The third sub-project, based on the findings of sub-projects 1 and 2, focused on developing a recommended course of action and a checklist for occupational safety and health when using data glasses. At this stage, the IFA was involved in an advisory capacity in the planning as well as the actual content.


Findings arising from the field test (1) and the lab test (2):
The use of data glasses (possibly in combination with other equipment such as a ring scanner) can change the posture and movement of the body during an activity, which can lead to a different risk assessment regarding damage to the musculoskeletal system. Interaction with the data glasses was found to take a small proportion of the overall time (approx. 1%), but this proportion then clearly increased in the lab test (approx. 13%). When comparing the use of data glasses with conventional equipment at the various workplaces, the study found both positive and negative effects concerning musculoskeletal strain through the use of data glasses. As it is not possible to make a general assessment of the use of data glasses, a new risk assessment is required to check the ergonomic design of the workplace for the use of data glasses.

Findings arising from Study #2 (lab study):
The computer simulations required an abstract model of the complex structure of a pair of data glasses and were carried out with the legally permitted frequencies for Wi-Fi and Bluetooth applications (2.432 GHz, 5.24 GHz, 5.54 GHz and 5.785 GHz) and the maximum output permitted for each. The findings obtained under these conditions allowed a good qualitative assessment of EMF exposure and the distribution of SARs in human head tissue.

The following conclusions could be drawn:

  1. The permitted SARs were complied with as specified in the EMF Ordinance. The limit was only exceeded with a maximum output of 1 W at a frequency of 5.54 GHz and only in certain tissues. In reality, however, the actual outputs are usually far below the maximum permitted outputs, so that exposure is significantly reduced.
  2. The monopole antenna proved to be somewhat less beneficial in terms of EMF exposure. In total, however, there was no significant difference in the distribution of SARs depending on the type of antenna that was used (monopole, PIFA).
  3. The biggest impact on the distribution of SARs came from the positioning of the antenna. Positioning at the front of the head proved to be the best, as it allowed the greatest distance from the head.
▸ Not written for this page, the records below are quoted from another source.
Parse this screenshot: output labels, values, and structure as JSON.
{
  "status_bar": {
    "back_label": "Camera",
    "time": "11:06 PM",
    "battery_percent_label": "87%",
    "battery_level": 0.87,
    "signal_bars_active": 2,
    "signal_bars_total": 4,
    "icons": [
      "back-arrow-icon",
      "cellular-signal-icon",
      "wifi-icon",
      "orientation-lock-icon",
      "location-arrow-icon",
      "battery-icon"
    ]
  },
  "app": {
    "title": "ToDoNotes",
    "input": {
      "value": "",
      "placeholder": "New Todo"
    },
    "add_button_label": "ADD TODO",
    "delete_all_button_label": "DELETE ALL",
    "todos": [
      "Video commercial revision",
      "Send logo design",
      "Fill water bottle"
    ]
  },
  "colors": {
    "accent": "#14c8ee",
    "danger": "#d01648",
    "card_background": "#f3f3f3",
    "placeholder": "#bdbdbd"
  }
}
The findings from the studies of all research partners have been compiled in a recommendation for action and a checklist. Based on these documents and on the relevant existing Fachbereich Aktuell (Latest Expert Committee News), a DGUV informative publication is now being written on the safe use of data glasses in terms of occupational safety and health. This is being undertaken together with the German Social Accident Insurance Institution for the Trade and Logistics Industry (BGHW) and the German Social Accident Insurance Institution for the Woodworking and Metal Industries (BGHM).

Last Update:
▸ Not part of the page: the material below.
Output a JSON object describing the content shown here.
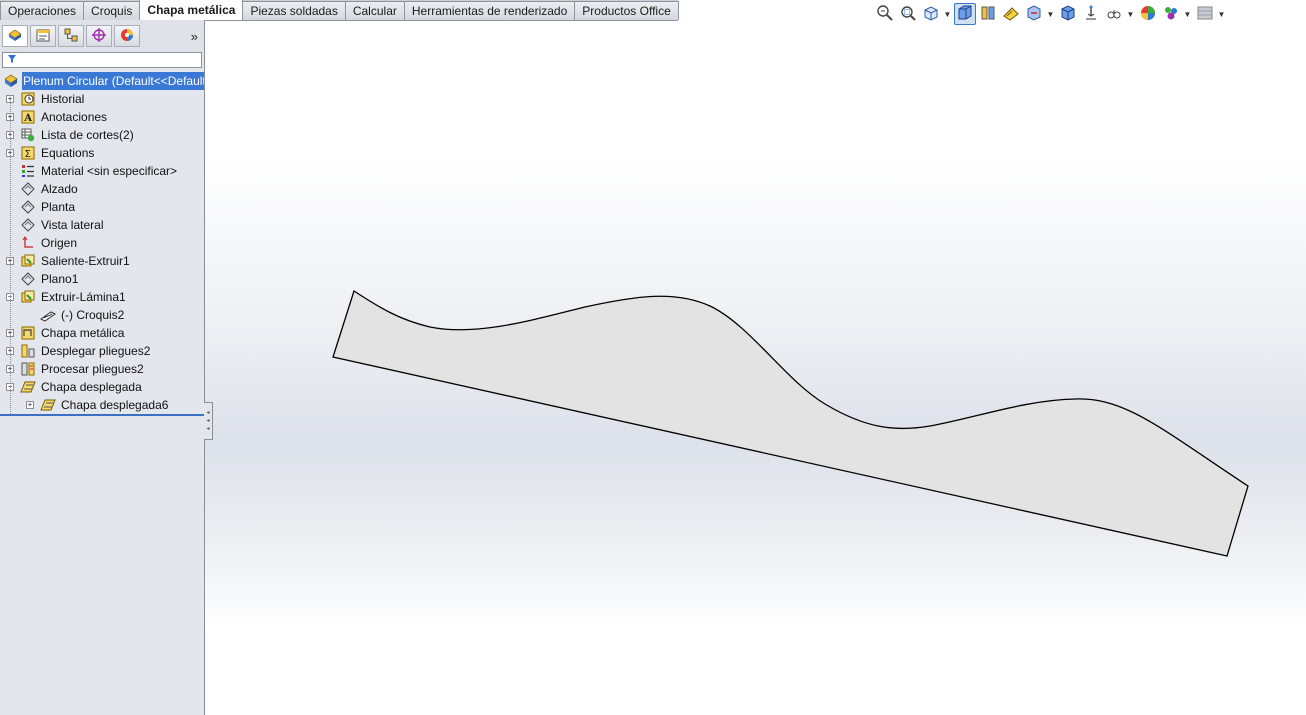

12 Oct 2022


Financed by:
  • Deutsche Gesetzliche Unfallversicherung e. V. (DGUV)
  • Berufsgenossenschaft Handel und Warenlogistik (BGHW)
Research institution(s):
  • Institut für Arbeitsschutz der Deutschen Gesetzlichen Unfallversicherung (IFA)
  • RheinAhrCampus (RAC) der Hochschule Koblenz
  • Zentralinstitut für Arbeitsmedizin und Maritime Medizin Universitätsklinikum Hamburg-Eppendorf
  • School of Applied Sciences, South Bank University London, England
  • KonicaMinolta Buisness Innovation Center Europe

-cross sectoral-

Type of hazard:

work-related health hazards


new technologies, ergonomics, electromagnetic fields

Description, key words:

data glasses, smart glasses, assisted reality, mixed reality, risk assessment, order picking, assembly


Further information